So if you feel like a failure every time you fall at some fence or other that life throws up in front of you, you’ll end up afraid to try anything for fear of failure.
There’s actually nothing wrong with a bit of failure, I said; it teaches you things if you’re willing to learn.
“Have courage and be prepared to learn,” I said.
“Failing it once is not too bad, I suppose,” she ventured uncertainly.
“It’s not bad at all,” I said.
“Nor is failing it twice, or three times. Or four times! A test is just a test and life goes on. Go and do it again.”
“I will,” she said and went off to put her name down for the next possible test date.
Courage, I’ve found, can be a most peculiar thing.
Courage is definitely about those amazing 9/11 firemen running into a flaming, imploding skyscraper, or about a young lad jumping into the river to save someone. It’s about fighting back against someone way bigger and nastier than you.
Courage is about not looking away; it’s about standing up to the playground or office bully. It’s about managing to intervene effectively and in time to prevent a horrendous assault.
Courage is about big glorious things.
But courage is also about other, less spectacular actions.
Humdrum things. Daily things. Ordinary things you might hardly think about in connection with the word.
Courage is caring for a parent with dementia, and trudging through day after day of endless, inevitable gruelling chores and demands.
Courage is experiencing the howling loss of bereavement, but keeping going.
Courage is forcing yourself to rise every morning and get on with your day after being let down, humiliated, betrayed, abused or ostracised by those you thought of as family, friends or intimate partners.
Courage is losing a job and doggedly continuing to try to get a new one, despite a series of rejections.
It’s about one five-year-old calling out another five-year-old in the playground for hitting somebody even smaller.
Courage is about acknowledging and accepting the consequences of some selfish, stupid or dangerous act you have committed, about sincerely regretting your behaviour and making reparation, and then forcing yourself to move on and live, even under the burden of pain and the guilt.
Courage is living with pain or depression every day — and forcing yourself to stay on your feet for as much of the day as you can.
My daughter once sent me a meme, the sense of which struck me so forcibly I had it printed and framed.
It stands on my office desk and, every now and again, when the need arises, I re-read it.
It says: “She Stood in the Storm, and when the Wind did not Blow her Way, she Adjusted her Sails.”
We might not see people rushing into burning buildings every day or jumping into raging torrents to save someone, but we can see courage all around us if we allow ourselves to recognise it.
That’s why I like Joe Biden. He is an example and an inspiration, He has had horrendous personal tragedy and professional setbacks. He lost his wife and daughter in a car crash. He failed in two previous bids for the presidency.
Yet Joe Biden kept going, and now, at nearly 80 years of age, there he was the other night, running out onto the stage after being named president-elect.
So, here we are, coming to the end of a real annus horriblis — a virus, a pandemic, illness, death, economic devastation, job loss, rising homelessness; the sight of a crisis bringing out the best in some but the worst in others.
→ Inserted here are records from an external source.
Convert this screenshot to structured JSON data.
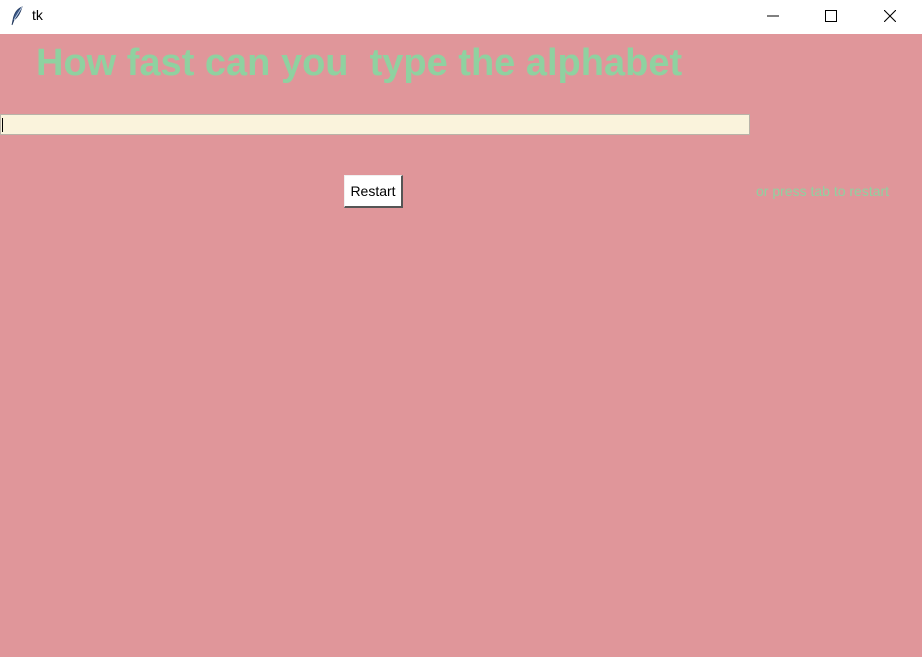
{
  "window": {
    "title": "tk",
    "icon": "tk-feather-icon",
    "controls": [
      "minimize-icon",
      "maximize-icon",
      "close-icon"
    ]
  },
  "main": {
    "heading": "How fast can you  type the alphabet",
    "entry_value": "",
    "restart_label": "Restart",
    "hint": "or press tab to restart"
  },
  "colors": {
    "background": "#e0969a",
    "heading": "#8fd1a0",
    "hint": "#8fd1a0",
    "entry_background": "#faf3dc",
    "button_background": "#ffffff"
  }
}
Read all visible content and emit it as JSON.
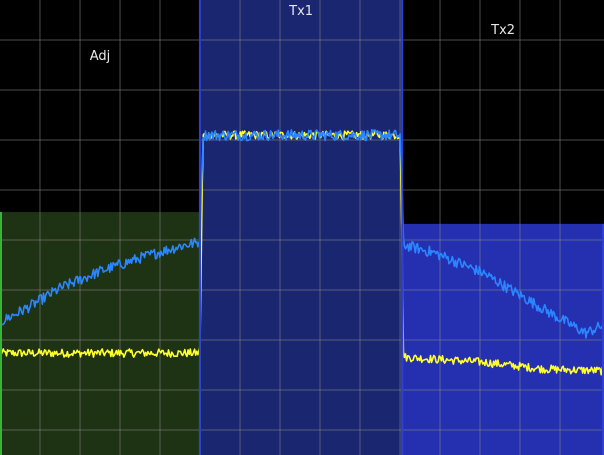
{
  "chart_data": {
    "type": "line",
    "title": "",
    "xlabel": "",
    "ylabel": "",
    "grid": true,
    "xlim": [
      0,
      100
    ],
    "ylim": [
      0,
      100
    ],
    "x_gridlines": [
      6.62,
      13.25,
      19.87,
      26.49,
      33.11,
      39.74,
      46.36,
      52.98,
      59.6,
      66.23,
      72.85,
      79.47,
      86.09,
      92.72
    ],
    "y_gridlines": [
      5.49,
      14.29,
      25.27,
      36.26,
      47.25,
      58.24,
      69.23,
      80.22,
      91.21
    ],
    "channels": [
      {
        "label": "Adj",
        "x_start": 0,
        "x_end": 33.1,
        "level": 53.4,
        "fill": "#1e3214",
        "edge": "#39b339"
      },
      {
        "label": "Tx1",
        "x_start": 33.1,
        "x_end": 66.6,
        "level": 100,
        "fill": "#1a2670",
        "edge": "#2f3fd6"
      },
      {
        "label": "Tx2",
        "x_start": 66.6,
        "x_end": 100,
        "level": 50.8,
        "fill": "#2530b0",
        "edge": "#2f3fd6"
      }
    ],
    "series": [
      {
        "color": "#ffff2a",
        "points": [
          [
            0,
            22.4
          ],
          [
            33.1,
            22.4
          ],
          [
            33.6,
            70.3
          ],
          [
            66.3,
            70.3
          ],
          [
            66.8,
            21.5
          ],
          [
            80,
            20.4
          ],
          [
            90,
            18.9
          ],
          [
            100,
            18.5
          ]
        ]
      },
      {
        "color": "#2a86ff",
        "points": [
          [
            0,
            29.2
          ],
          [
            5,
            32.7
          ],
          [
            10,
            36.7
          ],
          [
            16.6,
            40.4
          ],
          [
            23.2,
            43.3
          ],
          [
            29.8,
            45.9
          ],
          [
            33.1,
            46.8
          ],
          [
            33.6,
            70.3
          ],
          [
            66.3,
            70.3
          ],
          [
            66.8,
            46.2
          ],
          [
            72,
            44.4
          ],
          [
            80,
            40
          ],
          [
            86,
            35.2
          ],
          [
            92,
            30.5
          ],
          [
            97,
            26.8
          ],
          [
            100,
            28.6
          ]
        ]
      }
    ]
  }
}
And behind it all, a growing fear that we’re in for a repeat of it all again next year.
If we need anything now, we need the courage to put one foot in front of the other, day after day, continually adjusting our sails and keeping going.
Courage is no fun. It’s not glorious. It’s often frightening.
And it’s really hard to have courage and not give in to self-pity, especially when you see other people who do not appear to be affected by things which have had such a devastating effect on your life — illness, unemployment, homelessness, betrayal, malice, injustice, cruelty, bullying, infidelity, violence, bereavement.
Sometimes, finding courage is much harder than giving up and lying down.
But in terms of getting through what has come, and what may be yet to come, I have learned that, generally, only one thing works.
Keep going, no matter what.